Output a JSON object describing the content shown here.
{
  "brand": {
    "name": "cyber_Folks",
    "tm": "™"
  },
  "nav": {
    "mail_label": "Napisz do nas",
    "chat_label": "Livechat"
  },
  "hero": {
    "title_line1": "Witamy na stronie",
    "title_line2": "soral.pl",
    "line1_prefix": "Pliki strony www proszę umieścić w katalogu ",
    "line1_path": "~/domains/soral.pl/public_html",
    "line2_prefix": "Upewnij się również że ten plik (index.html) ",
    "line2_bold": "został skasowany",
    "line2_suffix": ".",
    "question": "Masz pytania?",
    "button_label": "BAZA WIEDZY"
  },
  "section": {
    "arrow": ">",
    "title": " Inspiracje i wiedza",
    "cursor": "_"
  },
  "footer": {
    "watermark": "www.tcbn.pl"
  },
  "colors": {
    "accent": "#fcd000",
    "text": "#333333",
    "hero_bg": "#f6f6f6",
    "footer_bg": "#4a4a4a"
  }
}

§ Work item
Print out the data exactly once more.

§ Problem solution
Output a JSON object describing the content shown here.
{
  "brand": {
    "name": "cyber_Folks",
    "tm": "™"
  },
  "nav": {
    "mail_label": "Napisz do nas",
    "chat_label": "Livechat"
  },
  "hero": {
    "title_line1": "Witamy na stronie",
    "title_line2": "soral.pl",
    "line1_prefix": "Pliki strony www proszę umieścić w katalogu ",
    "line1_path": "~/domains/soral.pl/public_html",
    "line2_prefix": "Upewnij się również że ten plik (index.html) ",
    "line2_bold": "został skasowany",
    "line2_suffix": ".",
    "question": "Masz pytania?",
    "button_label": "BAZA WIEDZY"
  },
  "section": {
    "arrow": ">",
    "title": " Inspiracje i wiedza",
    "cursor": "_"
  },
  "footer": {
    "watermark": "www.tcbn.pl"
  },
  "colors": {
    "accent": "#fcd000",
    "text": "#333333",
    "hero_bg": "#f6f6f6",
    "footer_bg": "#4a4a4a"
  }
}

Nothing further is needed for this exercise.